It is painful to think that such compacts are necessary, but what else can one conclude from recent events?

In his surreal news conference on Tuesday, President Trump said that there were “good people” among those protesting the removal of Confederate monuments in Charlottesville.  Mr. President, “good people” do not participate in torch-lit marches with Nazis and Klansmen, and it requires a deeply distorted view of human nature and of American history to believe otherwise.

An ominous cloud is fast spreading across our country, darkening by the day, casting ugly shadows that extend beyond the typical landscape of political and civic debate.  Yes, self-identified Nazis and White Supremacists still constitute only a tiny fraction of the population, but to believe the polls, at least a third of Americans greet the President’s actions and statements in this matter with approval.  Some additional percentage are indifferent, or willing to rationalize in service of other purposes, or believe mistakenly that this is all normal.  It is not.

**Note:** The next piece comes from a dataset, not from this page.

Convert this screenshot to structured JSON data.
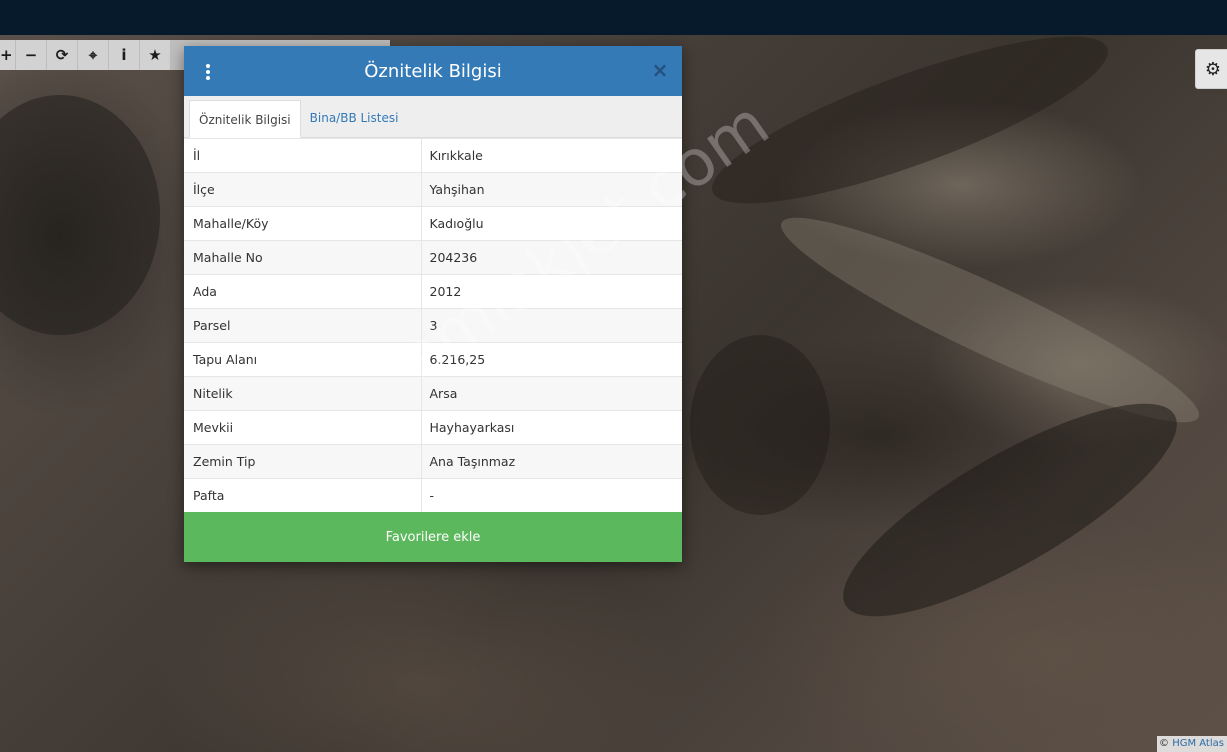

Those who think that the worst couldn’t happen here, couldn’t happen to us, should remember what Germany was before the madness came: a free, democratic nation with a thriving, creative culture.  One of history’s many sobering lessons is that civilization confers no immunity to hatred.  Societies that do not cherish, defend, and uphold the institutions of liberal democracy are at risk of losing them.

Donald Trump long ago abdicated any claim to moral leadership.  This episode is only the latest low.  There are more lows to come.  If the President will not affirm our nation’s most fundamental and hard-won values, then it is even more important for leaders at others levels of government and in all fields to speak with clarity and without equivocation.  I will do so at every opportunity.